OK, back to Freemasonry. Your theme is “fulfilling our obligations.” What does that mean to you?
There are specific obligations I’m talking about. When a candidate kneels at the altar to take the degrees, he accepts a number of responsibilities, not the least of which is the philanthropic responsibility to support his brethren and their families. We’re also called to support public education. So those are my big drives: To reinforce and increase enthusiasm for those programs.
In addition, our long-range plan has a pillar called “diversity and harmony.” If your lodge is in a community of mixed ethnicity, does it reflect that? If not, why not? I think the lodge has a responsibility to allow itself to be attractive to everyone.
What would you like the fraternity to look like in 25 years?
I’d like to see a bigger mix of ethnicities represented to a significant degree. I want to see a real blend—a real brotherhood. Not just in pockets, but throughout the fraternity. Also—and someone might throw stones at me for saying this—I’d like to see the average age of membership come down, to where the average Mason is in his 30s or 20s when they’re coming in. We’re getting there by virtue of a couple of things. There’s an opportunity today to attract a younger body of membership. But they want to engage in different things: They want to get into the deep philosophical lessons and things of that nature, of which Masonry has plenty to offer. So our focuses are shifting, and that’s good.
—Interview by Ian A. Stewart
The following article appeared in the June/July 2010 issue of California Freemason magazine and is reprinted here with permission.
The Dolphin Whisperer
If someone told Randy Brill in 1975 that he’d end up training and studying dolphins for 34 years, he wouldn’t have believed it. At the time, his only experience with animals was in high school, when he led obedience training for German shepherds.
But he made a career out of it. Along the way, he confirmed a theory about how dolphins echolocate—and helped Navy engineers build better sonar. “It wasn’t a life goal, but it became a life’s passion,” says Brill, a past master of San Diego Lodge No. 35 and general secretary of the Scottish Rite there.
It all began with an Amazon River dolphin and Brill’s project for his master’s degree in psychology. He wanted to work on a large-brained mammal, but wasn’t keen on primates. Soon, he found himself using his behavioral psychology expertise to train bottlenose dolphins at the Brookfield Zoo near Chicago. Then he began a doctoral program in experimental psychology and started work on his mentor’s theory that dolphins “hear” through their lower jaws.
Dolphins find their way and locate objects in space by emitting high-pitched signals and waiting to hear how those sounds bounce back to them. But dolphins don’t have external ears.

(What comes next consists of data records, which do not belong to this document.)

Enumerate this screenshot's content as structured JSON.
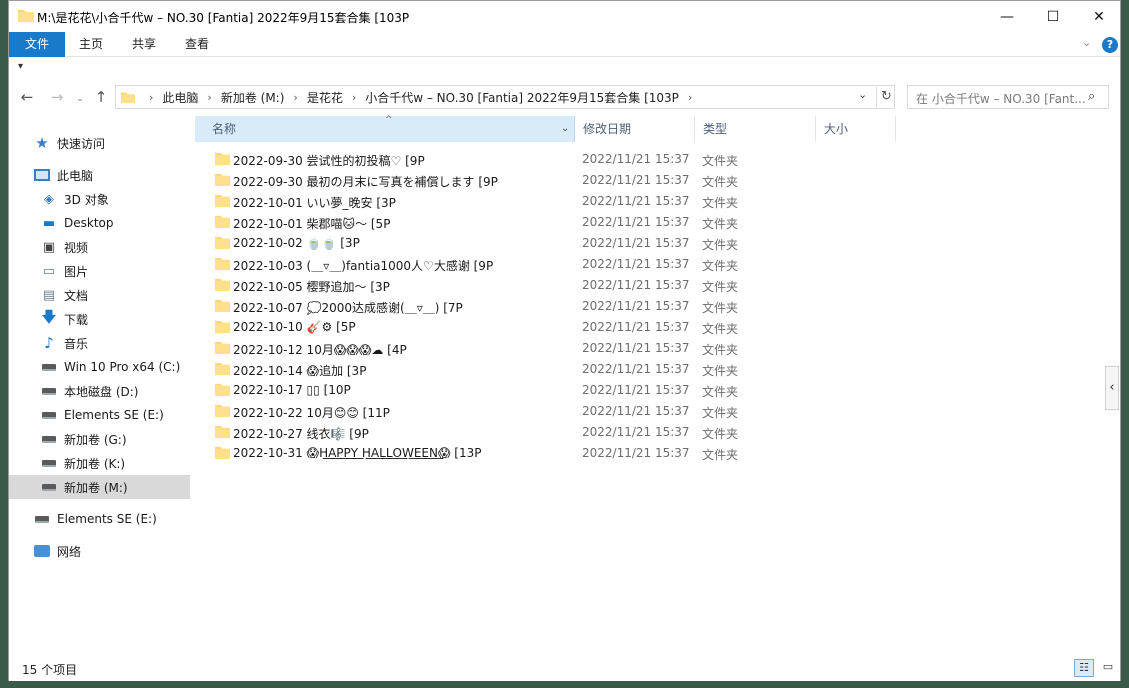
{
  "window": {
    "title": "M:\\是花花\\小合千代w – NO.30 [Fantia] 2022年9月15套合集 [103P",
    "minimize": "—",
    "maximize": "☐",
    "close": "✕"
  },
  "ribbon": {
    "tabs": [
      "文件",
      "主页",
      "共享",
      "查看"
    ],
    "expand_icon": "chevron-down-icon",
    "help": "?"
  },
  "nav": {
    "back": "←",
    "forward": "→",
    "recent": "⌄",
    "up": "↑",
    "breadcrumbs": [
      "此电脑",
      "新加卷 (M:)",
      "是花花",
      "小合千代w – NO.30 [Fantia] 2022年9月15套合集 [103P"
    ],
    "separator": "›",
    "address_dropdown": "⌄",
    "refresh": "↻",
    "search_placeholder": "在 小合千代w – NO.30 [Fant...",
    "search_icon": "⌕"
  },
  "sidebar": {
    "items": [
      {
        "label": "快速访问",
        "icon": "star-icon"
      },
      {
        "label": "此电脑",
        "icon": "computer-icon"
      },
      {
        "label": "3D 对象",
        "icon": "cube-icon"
      },
      {
        "label": "Desktop",
        "icon": "desktop-icon"
      },
      {
        "label": "视频",
        "icon": "video-icon"
      },
      {
        "label": "图片",
        "icon": "picture-icon"
      },
      {
        "label": "文档",
        "icon": "document-icon"
      },
      {
        "label": "下载",
        "icon": "download-icon"
      },
      {
        "label": "音乐",
        "icon": "music-icon"
      },
      {
        "label": "Win 10 Pro x64 (C:)",
        "icon": "drive-icon"
      },
      {
        "label": "本地磁盘 (D:)",
        "icon": "drive-icon"
      },
      {
        "label": "Elements SE (E:)",
        "icon": "drive-icon"
      },
      {
        "label": "新加卷 (G:)",
        "icon": "drive-icon"
      },
      {
        "label": "新加卷 (K:)",
        "icon": "drive-icon"
      },
      {
        "label": "新加卷 (M:)",
        "icon": "drive-icon"
      },
      {
        "label": "Elements SE (E:)",
        "icon": "drive-icon"
      },
      {
        "label": "网络",
        "icon": "network-icon"
      }
    ]
  },
  "columns": {
    "name": "名称",
    "date": "修改日期",
    "type": "类型",
    "size": "大小",
    "sort_arrow": "^",
    "name_dropdown": "⌄"
  },
  "files": [
    {
      "name": "2022-09-30 尝试性的初投稿♡ [9P",
      "date": "2022/11/21 15:37",
      "type": "文件夹"
    },
    {
      "name": "2022-09-30 最初の月末に写真を補償します [9P",
      "date": "2022/11/21 15:37",
      "type": "文件夹"
    },
    {
      "name": "2022-10-01 いい夢_晚安 [3P",
      "date": "2022/11/21 15:37",
      "type": "文件夹"
    },
    {
      "name": "2022-10-01 柴郡喵🐱～ [5P",
      "date": "2022/11/21 15:37",
      "type": "文件夹"
    },
    {
      "name": "2022-10-02 🍵🍵 [3P",
      "date": "2022/11/21 15:37",
      "type": "文件夹"
    },
    {
      "name": "2022-10-03 (＿▿＿)fantia1000人♡大感谢 [9P",
      "date": "2022/11/21 15:37",
      "type": "文件夹"
    },
    {
      "name": "2022-10-05 樱野追加～ [3P",
      "date": "2022/11/21 15:37",
      "type": "文件夹"
    },
    {
      "name": "2022-10-07 💭2000达成感谢(＿▿＿) [7P",
      "date": "2022/11/21 15:37",
      "type": "文件夹"
    },
    {
      "name": "2022-10-10 🎸⚙ [5P",
      "date": "2022/11/21 15:37",
      "type": "文件夹"
    },
    {
      "name": "2022-10-12 10月😱😱😱☁ [4P",
      "date": "2022/11/21 15:37",
      "type": "文件夹"
    },
    {
      "name": "2022-10-14 😱追加 [3P",
      "date": "2022/11/21 15:37",
      "type": "文件夹"
    },
    {
      "name": "2022-10-17 ▯▯ [10P",
      "date": "2022/11/21 15:37",
      "type": "文件夹"
    },
    {
      "name": "2022-10-22 10月😊😊 [11P",
      "date": "2022/11/21 15:37",
      "type": "文件夹"
    },
    {
      "name": "2022-10-27 线衣🎼 [9P",
      "date": "2022/11/21 15:37",
      "type": "文件夹"
    },
    {
      "name": "2022-10-31 😱H͟A͟P͟P͟Y͟ H͟A͟L͟L͟O͟W͟E͟E͟N͟😱 [13P",
      "date": "2022/11/21 15:37",
      "type": "文件夹"
    }
  ],
  "status": {
    "count": "15 个项目",
    "details_view": "☷",
    "tiles_view": "▭"
  },
  "pane_toggle": "‹",
  "colors": {
    "accent": "#1979ca",
    "folder": "#f8d775",
    "header_selected": "#d9ebf9",
    "sidebar_selected": "#d9d9d9"
  }
}
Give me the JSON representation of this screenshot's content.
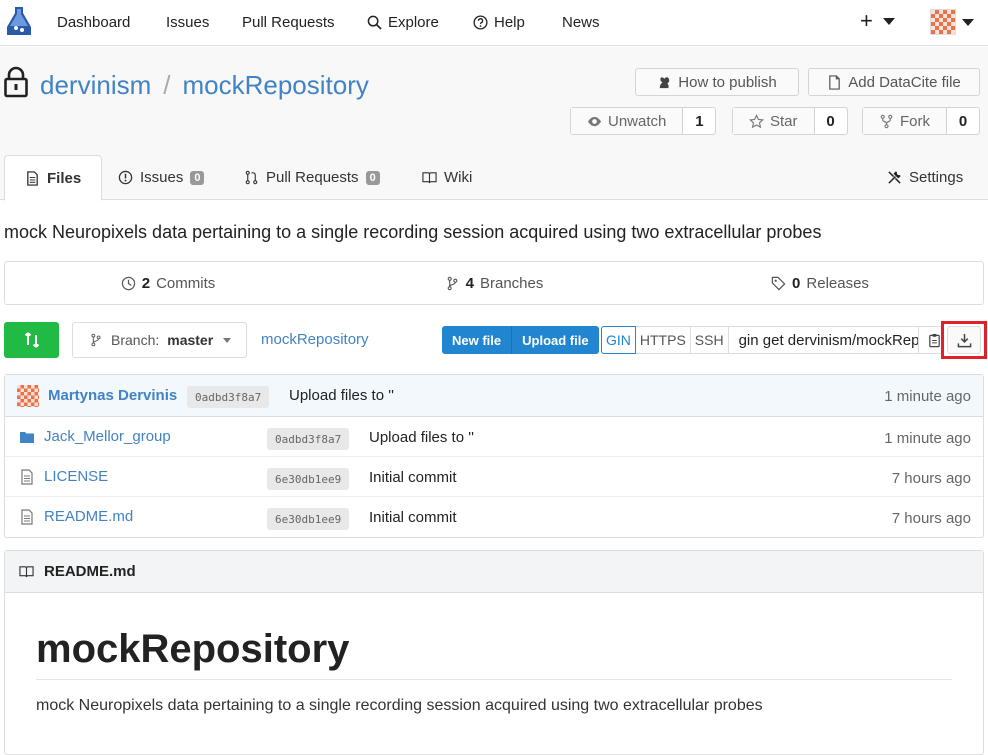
{
  "nav": {
    "items": [
      {
        "label": "Dashboard"
      },
      {
        "label": "Issues"
      },
      {
        "label": "Pull Requests"
      },
      {
        "label": "Explore",
        "icon": "search-icon"
      },
      {
        "label": "Help",
        "icon": "help-icon"
      },
      {
        "label": "News"
      }
    ],
    "plus": "+"
  },
  "repo": {
    "owner": "dervinism",
    "separator": "/",
    "name": "mockRepository",
    "how_to_publish": "How to publish",
    "add_datacite": "Add DataCite file",
    "unwatch_label": "Unwatch",
    "unwatch_count": "1",
    "star_label": "Star",
    "star_count": "0",
    "fork_label": "Fork",
    "fork_count": "0"
  },
  "tabs": {
    "files": "Files",
    "issues": "Issues",
    "issues_count": "0",
    "pulls": "Pull Requests",
    "pulls_count": "0",
    "wiki": "Wiki",
    "settings": "Settings"
  },
  "description": "mock Neuropixels data pertaining to a single recording session acquired using two extracellular probes",
  "stats": {
    "commits_count": "2",
    "commits_label": "Commits",
    "branches_count": "4",
    "branches_label": "Branches",
    "releases_count": "0",
    "releases_label": "Releases"
  },
  "toolbar": {
    "branch_prefix": "Branch:",
    "branch": "master",
    "crumb": "mockRepository",
    "new_file": "New file",
    "upload_file": "Upload file",
    "proto_gin": "GIN",
    "proto_https": "HTTPS",
    "proto_ssh": "SSH",
    "clone_url": "gin get dervinism/mockRepository"
  },
  "latest_commit": {
    "author": "Martynas Dervinis",
    "sha": "0adbd3f8a7",
    "message": "Upload files to ''",
    "age": "1 minute ago"
  },
  "files": [
    {
      "name": "Jack_Mellor_group",
      "type": "folder",
      "sha": "0adbd3f8a7",
      "message": "Upload files to ''",
      "age": "1 minute ago"
    },
    {
      "name": "LICENSE",
      "type": "file",
      "sha": "6e30db1ee9",
      "message": "Initial commit",
      "age": "7 hours ago"
    },
    {
      "name": "README.md",
      "type": "file",
      "sha": "6e30db1ee9",
      "message": "Initial commit",
      "age": "7 hours ago"
    }
  ],
  "readme": {
    "filename": "README.md",
    "heading": "mockRepository",
    "body": "mock Neuropixels data pertaining to a single recording session acquired using two extracellular probes"
  },
  "colors": {
    "link": "#4183c4",
    "primary": "#2185d0",
    "success": "#21ba45",
    "highlight": "#e0202a"
  }
}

So Brill set about testing the theory that dolphins “hear” by absorbing sound waves through their hollow, fat-filled lower jaws. He blindfolded a dolphin, Nemo, with soft rubber suction cups, then measured the dolphin’s ability to discriminate between targets with two different hoods over the lower jaw—one that blocked sound waves, one that didn’t. Nemo was 90 percent accurate with the hood that allowed sound to pass through to his lower jaw. But he could only guess when his jaw was covered by the hood that blocked sound.
Brill’s study changed the debate about echolocation. It also drew the attention of the U.S. Navy. The Navy’s engineers wanted to improve their sonar, and Brill came on board to test the engineers’ theories.
“The question when I got there was, ‘Could we build a system to literally replace the animal’s natural abilities?’” he says. “We’re not there yet, but we’re getting closer.”
That optimism and determination is what makes Brill tick—as a scientist and a Mason.
“The two statements I never like to hear are, ‘We did it once and it didn’t work,’ and ‘You can’t do that, it’s not possible,’” says Brill. “Well, we proved it is.” Brill concludes, “That’s the most salient connection between my work and Masonry: to approach things with an open mind.”